    Plant Classification

    Plants are formally divided into 12 phyla (plural for phylum), and these phyla are gathered into four groups (Figure below). These four groups are based on the evolutionary history of significant features in plants:

    1. Nonvascular plants evolved first. They are distinct from the algae because they keep the embryo inside of the reproductive structure after fertilization. These plants do not have vascular tissue, xylem or phloem, to transport nutrients, water, and food. Examples include mosses, liverworts, and hornworts. Without vascular tissue, these plants do not grow very tall.
    2. Seedless vascular plants evolved to have vascular tissue after the nonvascular plants but do not have seeds. Examples include the ferns, whisk ferns, club mosses, and horsetails. Vascular tissue allowed these plants to grow taller.
    3. Gymnosperms evolved to have seeds but do not have flowers. Examples of gymnosperms include the Redwood, Fir, and Cypress trees. Gymnos means "naked" in Greek; the seeds of gymnosperms are naked, not protected by flowers.
    4. Flowering plants, or angiosperms, evolved to have vascular tissue, seeds, and flowers. Examples of angiosperms include magnolia trees, roses, tulips, and tomatoes.
    Diversity of plants in the plant kingdom
    Figure \(\PageIndex{1}\): The plant kingdom contains a diversity of organisms.


    • Nonvascular plants were the first plants to evolve and do not have vascular tissue.
    • Seedless vascular plants have vascular tissue but do not have seeds.
    • Gymnosperms have seeds but do not have flowers.
    • Angiosperms have vascular tissue, seeds, and flowers.

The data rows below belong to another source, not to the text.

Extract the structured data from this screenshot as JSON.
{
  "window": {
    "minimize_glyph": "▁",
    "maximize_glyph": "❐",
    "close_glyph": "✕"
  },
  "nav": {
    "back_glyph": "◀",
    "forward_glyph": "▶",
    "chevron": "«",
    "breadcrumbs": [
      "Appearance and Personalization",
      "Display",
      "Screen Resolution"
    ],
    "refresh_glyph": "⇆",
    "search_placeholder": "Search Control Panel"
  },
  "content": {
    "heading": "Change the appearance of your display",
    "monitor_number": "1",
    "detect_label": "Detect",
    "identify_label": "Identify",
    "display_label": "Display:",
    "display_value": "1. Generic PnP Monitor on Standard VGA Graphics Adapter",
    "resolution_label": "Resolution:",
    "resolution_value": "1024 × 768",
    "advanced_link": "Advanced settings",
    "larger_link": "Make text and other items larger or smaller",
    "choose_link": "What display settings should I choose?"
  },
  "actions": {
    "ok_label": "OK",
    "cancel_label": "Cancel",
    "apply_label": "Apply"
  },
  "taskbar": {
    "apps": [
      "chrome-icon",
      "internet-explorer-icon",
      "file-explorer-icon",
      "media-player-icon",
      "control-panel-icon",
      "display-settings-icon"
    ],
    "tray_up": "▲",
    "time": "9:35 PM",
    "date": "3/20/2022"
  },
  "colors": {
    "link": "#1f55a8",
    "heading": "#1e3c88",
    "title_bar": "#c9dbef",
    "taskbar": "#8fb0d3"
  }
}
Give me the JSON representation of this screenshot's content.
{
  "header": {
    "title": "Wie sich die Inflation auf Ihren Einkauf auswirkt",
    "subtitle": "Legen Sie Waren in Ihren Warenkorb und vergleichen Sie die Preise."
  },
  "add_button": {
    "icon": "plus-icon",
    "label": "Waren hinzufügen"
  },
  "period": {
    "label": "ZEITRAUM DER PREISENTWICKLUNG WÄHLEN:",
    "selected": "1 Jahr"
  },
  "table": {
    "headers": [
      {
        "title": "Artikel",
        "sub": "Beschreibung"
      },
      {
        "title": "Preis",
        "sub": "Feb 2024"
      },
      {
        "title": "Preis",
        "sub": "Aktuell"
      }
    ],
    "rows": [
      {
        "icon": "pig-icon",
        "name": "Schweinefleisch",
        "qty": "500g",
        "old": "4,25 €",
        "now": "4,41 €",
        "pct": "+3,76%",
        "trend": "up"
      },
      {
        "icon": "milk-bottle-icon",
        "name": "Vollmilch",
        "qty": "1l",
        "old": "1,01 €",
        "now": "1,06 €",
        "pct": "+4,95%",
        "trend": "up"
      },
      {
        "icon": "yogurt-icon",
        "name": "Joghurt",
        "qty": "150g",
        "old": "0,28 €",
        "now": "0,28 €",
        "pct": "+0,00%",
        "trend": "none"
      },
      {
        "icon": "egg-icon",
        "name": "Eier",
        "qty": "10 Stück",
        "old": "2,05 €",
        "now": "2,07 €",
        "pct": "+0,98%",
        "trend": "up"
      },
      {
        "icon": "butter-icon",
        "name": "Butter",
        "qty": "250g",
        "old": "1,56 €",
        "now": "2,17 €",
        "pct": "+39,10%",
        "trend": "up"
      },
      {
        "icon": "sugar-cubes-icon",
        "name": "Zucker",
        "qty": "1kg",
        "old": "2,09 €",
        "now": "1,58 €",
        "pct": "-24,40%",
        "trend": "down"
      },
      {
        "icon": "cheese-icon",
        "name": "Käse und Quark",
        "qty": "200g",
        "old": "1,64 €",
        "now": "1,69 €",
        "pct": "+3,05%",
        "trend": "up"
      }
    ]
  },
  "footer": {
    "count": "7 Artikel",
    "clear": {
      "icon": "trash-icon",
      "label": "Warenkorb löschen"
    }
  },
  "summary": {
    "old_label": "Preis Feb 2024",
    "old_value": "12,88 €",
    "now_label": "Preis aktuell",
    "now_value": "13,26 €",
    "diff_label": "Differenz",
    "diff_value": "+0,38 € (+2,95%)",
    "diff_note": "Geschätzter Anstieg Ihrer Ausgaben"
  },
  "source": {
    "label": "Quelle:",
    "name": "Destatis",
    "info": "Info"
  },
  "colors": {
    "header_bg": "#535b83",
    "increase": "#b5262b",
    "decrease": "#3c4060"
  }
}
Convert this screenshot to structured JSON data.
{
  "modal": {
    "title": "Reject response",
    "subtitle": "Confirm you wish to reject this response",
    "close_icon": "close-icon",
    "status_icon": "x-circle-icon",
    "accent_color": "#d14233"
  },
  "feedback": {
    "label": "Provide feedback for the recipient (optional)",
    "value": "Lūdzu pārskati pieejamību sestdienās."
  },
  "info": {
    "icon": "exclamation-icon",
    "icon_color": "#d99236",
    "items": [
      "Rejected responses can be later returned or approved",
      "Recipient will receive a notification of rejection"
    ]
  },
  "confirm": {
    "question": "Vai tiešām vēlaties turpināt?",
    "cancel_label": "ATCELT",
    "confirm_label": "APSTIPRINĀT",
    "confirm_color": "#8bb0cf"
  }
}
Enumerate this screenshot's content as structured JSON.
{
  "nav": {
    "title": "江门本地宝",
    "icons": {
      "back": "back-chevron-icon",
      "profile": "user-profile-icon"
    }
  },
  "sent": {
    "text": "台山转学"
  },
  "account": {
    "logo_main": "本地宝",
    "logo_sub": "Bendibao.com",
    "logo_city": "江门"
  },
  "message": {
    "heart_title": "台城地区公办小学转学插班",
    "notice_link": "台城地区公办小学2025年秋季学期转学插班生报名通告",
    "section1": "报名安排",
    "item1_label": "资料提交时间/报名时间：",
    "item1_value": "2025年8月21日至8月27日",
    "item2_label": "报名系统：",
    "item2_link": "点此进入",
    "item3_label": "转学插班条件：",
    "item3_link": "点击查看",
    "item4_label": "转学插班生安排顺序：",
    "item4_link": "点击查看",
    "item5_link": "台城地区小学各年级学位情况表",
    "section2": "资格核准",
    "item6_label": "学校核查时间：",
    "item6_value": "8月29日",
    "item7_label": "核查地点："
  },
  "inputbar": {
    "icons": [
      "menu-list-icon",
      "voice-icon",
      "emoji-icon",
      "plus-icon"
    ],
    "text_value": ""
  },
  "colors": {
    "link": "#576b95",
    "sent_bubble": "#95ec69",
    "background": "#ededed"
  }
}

    Explore More

    Use the resource below to answer the questions that follow.

    1. What plant groups are included in non-vascular plants
    2. Give an example of a seedless vascular plant.
    3. What groups of plants have seeds?
    4. What groups of plants have fruit?
    5. Where do you usually find non-vascular plants? Why?


    1. What distinguishes the gymnosperms from other plants?
    2. What were the first types of plants to evolve?
    3. List the following major features of plants in the order they evolved: seeds, vascular tissue, flowers.
    4. Give two examples of seedless vascular plants.
    5. Give two examples of angiosperms.

    This page titled 7.4: Plant Classification is shared under a CK-12 license and was authored, remixed, and/or curated by CK-12 Foundation via source content that was edited to the style and standards of the LibreTexts platform; a detailed edit history is available upon request.

    CK-12 Foundation
    CK-12 Foundation is licensed under CK-12 Curriculum Materials License